Anyway, the premise of the story is that there was once this legendary tale of demon made of fire with soulless black eyes who terrorized the land of Eriilaen, and the best warriors of the time fought it and, along with some magic, managed to trap the demon inside a crimson stone–the bloodstone. Since the demon was still able to speak to people through the stone, it was given to the elves for safekeeping, as they were less likely to become corrupted through it.

But then the bloodstone disappears from the elves’ safekeeping, and the characters are called to go find it. (There’s other stuff too that I won’t put here–I’ve been spending way too much time on this plot bunny, but that might be okay if I actually decide to do the roleplay.)

Plot Bunny #3: I actually had this idea a while ago, but the plot bunny came back to me with a vengeance, and told me to write the story of The Little Mermaid. Only, in this version, the mermaid is given a choice to either keep her voice, or her beauty, and she chooses to keep her voice and give her beauty to the sea witch. I also want to follow the original fairy tale in that she has to marry the guy instead of just kissing him. (However, it will probably still have a happy ending, because I like happy endings.)

I haven’t decided yet, but I’ve been thinking that the mermaid might not really want to fall in love/have already fallen in love, she might just want to explore the human world and see what it’s like. She didn’t want to have to do the whole love thing, but since love is one of the strongest magics in the world, that was the only way she was going to stay human. I don’t know about that though.

This idea interests me a lot, because I want her to fall in love, and someone to fall in love with her, without her having to be pretty. I understand that looks are important sometimes, but when people say things like you have to be attracted physically to one another to fall in love, it kind of bothers me. What happened to stories like Beauty and the Beast? And what is that sort of statement telling to girls nowadays who think they aren’t beautiful (though they likely are)? So, I do want to tell this story at some point. I don’t know when that will be, but sometime, hopefully.

Plot Bunny #4: This one actually came today, while I was doodling in the notebooks. It came originally from an idea I had for the world building of Zel–a rainbird. (Which is not the most creative name and I might come up with something later, but for now I’m just calling it that.) It’s this half bird, half fish/amphibian/something that lives in the water. I haven’t decided if they live underwater, or they just have the ability to go underwater.

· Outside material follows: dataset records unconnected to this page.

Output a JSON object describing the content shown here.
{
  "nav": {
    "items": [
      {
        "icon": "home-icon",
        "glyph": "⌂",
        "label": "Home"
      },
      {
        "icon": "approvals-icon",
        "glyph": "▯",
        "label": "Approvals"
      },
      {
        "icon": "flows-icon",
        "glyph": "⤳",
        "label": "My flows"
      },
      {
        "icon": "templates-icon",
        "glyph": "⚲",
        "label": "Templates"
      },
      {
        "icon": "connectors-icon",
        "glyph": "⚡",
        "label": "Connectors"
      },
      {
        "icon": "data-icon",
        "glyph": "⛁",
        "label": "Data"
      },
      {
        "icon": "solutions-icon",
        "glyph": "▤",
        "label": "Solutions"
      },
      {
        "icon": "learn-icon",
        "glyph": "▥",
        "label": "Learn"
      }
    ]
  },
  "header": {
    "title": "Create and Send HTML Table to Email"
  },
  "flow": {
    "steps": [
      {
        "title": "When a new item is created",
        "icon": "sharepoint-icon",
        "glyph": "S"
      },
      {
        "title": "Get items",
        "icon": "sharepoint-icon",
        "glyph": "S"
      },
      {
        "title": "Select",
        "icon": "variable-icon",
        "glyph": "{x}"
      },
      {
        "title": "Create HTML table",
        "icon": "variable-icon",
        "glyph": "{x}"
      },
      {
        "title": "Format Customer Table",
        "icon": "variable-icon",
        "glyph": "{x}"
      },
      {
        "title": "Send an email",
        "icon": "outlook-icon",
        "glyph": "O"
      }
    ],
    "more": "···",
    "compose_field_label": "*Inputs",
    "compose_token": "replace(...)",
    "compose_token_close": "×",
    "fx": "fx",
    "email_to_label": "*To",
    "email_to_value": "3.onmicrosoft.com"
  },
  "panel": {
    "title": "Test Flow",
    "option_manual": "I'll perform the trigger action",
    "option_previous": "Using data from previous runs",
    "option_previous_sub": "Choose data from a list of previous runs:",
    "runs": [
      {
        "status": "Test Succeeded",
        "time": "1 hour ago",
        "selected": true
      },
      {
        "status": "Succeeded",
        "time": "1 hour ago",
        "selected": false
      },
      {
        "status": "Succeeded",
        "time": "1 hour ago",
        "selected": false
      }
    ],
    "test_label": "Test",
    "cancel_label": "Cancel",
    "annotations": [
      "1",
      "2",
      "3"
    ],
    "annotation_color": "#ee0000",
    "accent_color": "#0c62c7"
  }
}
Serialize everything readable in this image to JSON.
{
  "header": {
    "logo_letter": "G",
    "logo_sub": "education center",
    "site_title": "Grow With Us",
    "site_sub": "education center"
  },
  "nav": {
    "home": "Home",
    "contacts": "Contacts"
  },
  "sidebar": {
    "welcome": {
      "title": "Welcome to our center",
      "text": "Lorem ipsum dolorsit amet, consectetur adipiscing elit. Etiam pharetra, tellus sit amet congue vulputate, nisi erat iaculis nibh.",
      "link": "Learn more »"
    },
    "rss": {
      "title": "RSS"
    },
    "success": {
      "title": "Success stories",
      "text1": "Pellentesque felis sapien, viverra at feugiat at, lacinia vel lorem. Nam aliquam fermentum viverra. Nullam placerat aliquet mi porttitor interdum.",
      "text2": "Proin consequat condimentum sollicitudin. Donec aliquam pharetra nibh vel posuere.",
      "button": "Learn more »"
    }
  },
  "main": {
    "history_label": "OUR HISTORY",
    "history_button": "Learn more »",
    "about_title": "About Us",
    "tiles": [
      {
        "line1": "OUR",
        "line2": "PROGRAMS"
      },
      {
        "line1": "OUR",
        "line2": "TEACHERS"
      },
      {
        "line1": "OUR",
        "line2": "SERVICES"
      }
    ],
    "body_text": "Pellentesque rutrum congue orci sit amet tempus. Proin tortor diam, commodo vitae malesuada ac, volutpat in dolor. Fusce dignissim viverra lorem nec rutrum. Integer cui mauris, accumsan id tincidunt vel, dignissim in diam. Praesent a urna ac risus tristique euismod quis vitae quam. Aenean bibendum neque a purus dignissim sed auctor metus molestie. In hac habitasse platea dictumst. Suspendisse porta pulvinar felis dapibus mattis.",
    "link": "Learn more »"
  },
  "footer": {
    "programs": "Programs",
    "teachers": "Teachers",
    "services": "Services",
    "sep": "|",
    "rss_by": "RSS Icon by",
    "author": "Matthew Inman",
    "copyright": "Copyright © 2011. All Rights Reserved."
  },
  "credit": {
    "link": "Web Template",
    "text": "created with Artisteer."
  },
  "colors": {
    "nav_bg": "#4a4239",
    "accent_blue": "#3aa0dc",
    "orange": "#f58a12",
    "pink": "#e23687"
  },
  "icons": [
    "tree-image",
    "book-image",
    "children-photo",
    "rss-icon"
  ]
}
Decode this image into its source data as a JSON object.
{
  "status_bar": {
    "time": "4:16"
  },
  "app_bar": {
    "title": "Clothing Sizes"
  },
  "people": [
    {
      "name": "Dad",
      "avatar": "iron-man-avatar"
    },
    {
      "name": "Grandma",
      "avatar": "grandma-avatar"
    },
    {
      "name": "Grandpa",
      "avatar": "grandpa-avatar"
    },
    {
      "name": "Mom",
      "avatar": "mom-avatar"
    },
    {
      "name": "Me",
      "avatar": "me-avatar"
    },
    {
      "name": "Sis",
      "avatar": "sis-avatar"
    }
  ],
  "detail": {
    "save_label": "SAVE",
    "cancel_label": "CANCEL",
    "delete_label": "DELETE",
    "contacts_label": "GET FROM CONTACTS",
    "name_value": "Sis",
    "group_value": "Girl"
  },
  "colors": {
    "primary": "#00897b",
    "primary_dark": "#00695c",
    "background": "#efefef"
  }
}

Anyway, I’ve had a lot of ideas on the rainbird. It only flies in the rain. Why? I don’t know, but they’re called rainbirds for that reason. They have really long wing and tail feathers, and when they fly, they look like ribbons. And then something about the rain makes them colorful and rainbow-y, whether that’s just magic or something to do with water and rainbows and stuff like that.

I really liked the idea of the rainbirds, and since I haven’t actually included them in my Zel novel yet, and since I probably won’t because there’s a slight drought going on at the moment, I thought I could create another fractured fairy tale with them. Maybe The Swan Princess, or the one where the girl’s seven brothers get turned into birds. Or some other fairy tale that involves the rainbirds much more than my Zel novel would’ve.

Plot Bunny #5: Lastly, one day I just thought of some random words and wrote them down. I don’t really know if that counts as a full plot bunny because the idea is so random that it has nothing to do with plot, so maybe it’s like…a lucky plot bunny rabbit foot? Actually, that sounds weird. Never mind. Here’s the words:

You must complete the circles…eternity spinning together….everything and nothingness all at once.


 

Have the plot bunnies been trying to infest any of your lives as well? I’m telling you, they can get to be a real problem…